→ Work item: Which lines below include the string "date"? Please show each one.

→ Data provided:
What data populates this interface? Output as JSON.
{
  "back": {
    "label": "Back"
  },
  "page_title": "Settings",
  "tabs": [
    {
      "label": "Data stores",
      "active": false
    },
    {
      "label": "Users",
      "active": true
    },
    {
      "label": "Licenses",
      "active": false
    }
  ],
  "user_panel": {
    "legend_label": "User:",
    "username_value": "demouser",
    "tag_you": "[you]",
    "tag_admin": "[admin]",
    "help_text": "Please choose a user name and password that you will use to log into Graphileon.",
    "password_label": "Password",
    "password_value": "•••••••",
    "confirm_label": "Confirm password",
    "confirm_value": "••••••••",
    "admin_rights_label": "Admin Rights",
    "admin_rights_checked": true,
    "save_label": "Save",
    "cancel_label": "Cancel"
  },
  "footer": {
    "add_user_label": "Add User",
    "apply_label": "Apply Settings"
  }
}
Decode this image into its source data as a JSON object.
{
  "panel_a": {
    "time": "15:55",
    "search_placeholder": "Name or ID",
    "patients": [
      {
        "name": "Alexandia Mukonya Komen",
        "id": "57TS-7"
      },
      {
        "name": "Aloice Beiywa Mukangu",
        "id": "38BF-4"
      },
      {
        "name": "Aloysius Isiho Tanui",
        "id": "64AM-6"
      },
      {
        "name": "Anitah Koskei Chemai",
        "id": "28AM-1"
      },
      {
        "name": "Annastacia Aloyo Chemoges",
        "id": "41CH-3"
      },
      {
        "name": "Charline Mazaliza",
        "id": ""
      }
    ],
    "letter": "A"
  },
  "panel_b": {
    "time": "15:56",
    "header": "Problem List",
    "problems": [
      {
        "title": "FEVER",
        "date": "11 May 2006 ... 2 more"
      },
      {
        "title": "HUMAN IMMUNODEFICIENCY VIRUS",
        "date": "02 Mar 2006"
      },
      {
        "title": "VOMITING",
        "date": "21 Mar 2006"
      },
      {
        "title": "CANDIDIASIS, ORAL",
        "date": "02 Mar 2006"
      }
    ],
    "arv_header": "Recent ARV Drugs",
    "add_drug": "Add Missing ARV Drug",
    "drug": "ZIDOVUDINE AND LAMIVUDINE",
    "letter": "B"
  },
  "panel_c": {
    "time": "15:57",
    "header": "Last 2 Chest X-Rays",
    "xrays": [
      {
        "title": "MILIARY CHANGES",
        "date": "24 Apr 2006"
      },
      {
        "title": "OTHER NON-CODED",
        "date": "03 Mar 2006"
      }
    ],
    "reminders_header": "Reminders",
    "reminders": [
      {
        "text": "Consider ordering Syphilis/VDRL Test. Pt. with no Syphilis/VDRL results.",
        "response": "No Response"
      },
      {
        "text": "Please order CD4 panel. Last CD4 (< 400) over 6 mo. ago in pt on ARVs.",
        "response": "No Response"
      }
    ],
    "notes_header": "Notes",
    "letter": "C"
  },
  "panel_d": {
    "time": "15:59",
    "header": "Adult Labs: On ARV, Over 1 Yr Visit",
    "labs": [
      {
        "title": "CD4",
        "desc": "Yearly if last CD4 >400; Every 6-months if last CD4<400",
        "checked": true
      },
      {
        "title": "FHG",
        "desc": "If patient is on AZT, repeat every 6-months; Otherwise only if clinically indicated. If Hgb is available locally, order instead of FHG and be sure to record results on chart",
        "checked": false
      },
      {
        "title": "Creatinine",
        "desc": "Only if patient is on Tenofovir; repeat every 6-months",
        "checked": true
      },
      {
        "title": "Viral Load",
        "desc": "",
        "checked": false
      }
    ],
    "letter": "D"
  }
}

→ Result of this task:
        "date": "11 May 2006 ... 2 more"
        "date": "02 Mar 2006"
        "date": "21 Mar 2006"
        "date": "02 Mar 2006"
        "date": "24 Apr 2006"
        "date": "03 Mar 2006"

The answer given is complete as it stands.